▶ Your objective
All entries, exactly as written, should be output again.

(Stored items from a collection)

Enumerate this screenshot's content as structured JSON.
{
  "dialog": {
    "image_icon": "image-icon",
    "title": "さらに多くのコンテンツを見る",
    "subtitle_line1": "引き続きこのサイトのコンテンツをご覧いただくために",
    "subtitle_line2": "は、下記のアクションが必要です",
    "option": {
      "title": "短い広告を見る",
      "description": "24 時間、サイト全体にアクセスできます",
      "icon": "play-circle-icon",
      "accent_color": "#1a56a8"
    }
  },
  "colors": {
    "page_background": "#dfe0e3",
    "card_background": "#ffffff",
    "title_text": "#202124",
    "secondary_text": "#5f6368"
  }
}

▶ Response area
Enumerate this screenshot's content as structured JSON.
{
  "dialog": {
    "image_icon": "image-icon",
    "title": "さらに多くのコンテンツを見る",
    "subtitle_line1": "引き続きこのサイトのコンテンツをご覧いただくために",
    "subtitle_line2": "は、下記のアクションが必要です",
    "option": {
      "title": "短い広告を見る",
      "description": "24 時間、サイト全体にアクセスできます",
      "icon": "play-circle-icon",
      "accent_color": "#1a56a8"
    }
  },
  "colors": {
    "page_background": "#dfe0e3",
    "card_background": "#ffffff",
    "title_text": "#202124",
    "secondary_text": "#5f6368"
  }
}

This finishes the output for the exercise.